Skip to comments.Woman 'who bought Renoir for $7 at flea market' faces FBI investigation .... painting was stolen
Posted on 04/07/2013 7:12:27 AM PDT by Uncle Chip
A Virginia woman claiming to have purchased Renoir painting for $7 at a flea market has been unmasked and is now under FBI investigation after it emerged the painting was stolen in 1951.
Marcia 'Martha' Fuqua from Loudon County, Virginia, had tried to remain anonymous and said she purchased the painting simply for its frame and had no special understanding of art.
But it has now emerged that the painting 'On the Shore of The Seine' was reported stolen from the Baltimore Museum of Art in 1951, according to the Washington Post.
The FBI seized the painting late last year after learning that information and it has since emerged that Fuqua's mother was a painter who specialised in reproducing the work of several artists including Renoir.....
In Fuqua's September interview she told the Post, 'Its all very coincidental ... I am one of those people that believes that things happen for a reason.'
'I noticed the frame on this picture and I liked the frame. I bid $7 and I won the box,' she said.
Though the frame boldly shows a center plaque reading RENOIR on it, she said she never thought that it would be authentic, it having been found in a box at a flea market after all.
(Excerpt) Read more at dailymail.co.uk ...
It would be curious to know where it sat from 1959 to 2013. My humble bet is that some insider to the Museum stole it, and put it for safe-keeping in the attic til they could re-sell it. The guy passes away, and it all gets parted up with relatives who never know the value.
How could the cops know about it unless she tried to sell it? If she tried to sell it to a legitimate art dealer then she couldn’t have known it was stolen. If she tried to sell in underground then it must have been an undercover cop that nabbed her.
Any other theories?
Looks like she wasted her $7.
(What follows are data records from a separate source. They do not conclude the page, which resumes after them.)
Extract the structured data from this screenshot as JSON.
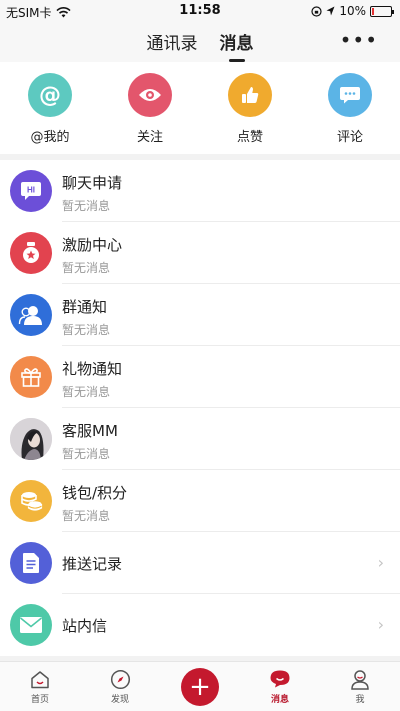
{
  "status": {
    "carrier": "无SIM卡",
    "time": "11:58",
    "battery_percent": "10%",
    "battery_level": 0.1,
    "battery_color": "#e33333"
  },
  "header": {
    "tabs": [
      {
        "label": "通讯录",
        "active": false
      },
      {
        "label": "消息",
        "active": true
      }
    ],
    "more_icon": "more-dots-icon"
  },
  "quick": [
    {
      "label": "@我的",
      "icon": "at-icon",
      "color": "#5dc9c0"
    },
    {
      "label": "关注",
      "icon": "eye-icon",
      "color": "#e3566c"
    },
    {
      "label": "点赞",
      "icon": "thumbs-up-icon",
      "color": "#f0aa2e"
    },
    {
      "label": "评论",
      "icon": "comment-icon",
      "color": "#5bb4e6"
    }
  ],
  "list": [
    {
      "title": "聊天申请",
      "sub": "暂无消息",
      "icon": "hi-chat-icon",
      "color": "#6c4fd8"
    },
    {
      "title": "激励中心",
      "sub": "暂无消息",
      "icon": "reward-icon",
      "color": "#e2434f"
    },
    {
      "title": "群通知",
      "sub": "暂无消息",
      "icon": "group-icon",
      "color": "#2f6ed9"
    },
    {
      "title": "礼物通知",
      "sub": "暂无消息",
      "icon": "gift-icon",
      "color": "#f28a4a"
    },
    {
      "title": "客服MM",
      "sub": "暂无消息",
      "icon": "user-photo-avatar",
      "color": "#8a7f88"
    },
    {
      "title": "钱包/积分",
      "sub": "暂无消息",
      "icon": "coins-icon",
      "color": "#f2b53c"
    },
    {
      "title": "推送记录",
      "sub": "",
      "icon": "document-icon",
      "color": "#5360d8",
      "chevron": "›"
    },
    {
      "title": "站内信",
      "sub": "",
      "icon": "mail-icon",
      "color": "#4ec9a8",
      "chevron": "›"
    }
  ],
  "bottom_nav": [
    {
      "label": "首页",
      "icon": "home-icon"
    },
    {
      "label": "发现",
      "icon": "discover-icon"
    },
    {
      "label": "",
      "icon": "plus-icon"
    },
    {
      "label": "消息",
      "icon": "message-icon",
      "active": true
    },
    {
      "label": "我",
      "icon": "profile-icon"
    }
  ],
  "accent_color": "#c4192e"
}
I gotta get an eye exam. The frame is clear but the painting is fuzzy.
If I saw that at a flea market I would have pegged it as a fake.
Most of the “art” that fetches millions of dollars looks just like the stuff that I put on the fridge when the kids brought it home from school.
I don’t know how an art authority could possibly know that it was being sold in a flea market. They don’t usually attend such low brow markets.
The only thing I can think of is that the authorities were more aware of the location of this particular painting than they were willing to admit to and just were biding their time until it saw daylight.
Well,,,, Today,,,, Art can be a booger with a hair in it!
I first thought, why would anybody pay $7 for that, then I thought ... Hell why would anybody steal it.
RENOIR 1841-1919 on the frame and someone sells it for $7???? They don't bother to check to see if the painting is a Renoir???
And the daughter of a woman who restored works of art like Renoir just happens to find it in a flea market????
It's been in the family for 60 years and the daughter knew it was stolen and came up with the $7 flea market story so she could claim it as hers and unload it for a load.
Lived a good part of my life in Baltimore.
Amazed that they had a Renoir to begin with.
Read the article. Her mother was an artist and she did reproductions, especially Renoir.
Looks like she needed money and decided to chance it.
In Fuqua's September interview she told the Post,
You know, I'm no expert, but isn't it RULE NUMBER ONE that if you're " trying to remain anonymous", that you DON'T GIVE INTERVIEWS ?
Renoir’s paintings are really something...
I was looking at a print of a large one, one day, and suddenly a real-life image of what he was painting must have looked like snapped into my head, and I couild see it as vividly in my imagination as if I was standing there. I could see how he capture the feel of it perfectly
40 years later I still rmemeber that sudden feeling, in every Renoir I look at.
I get a slight feeling of it again from this one...
There were two wealthy, Baltimore high society sisters, Claribel and Etta Cone in the early 20th Century who put together an impressive collection of Impressionist and post-Impressionist paintings which they left to the BMA and Walters Art Gallery pretty well known in art circles as, "the Cone Collection."
Not sure if this painting was part of it, but certainly wouldn't be surprised if it was.
If only there was more information than that excerpt, somewhere...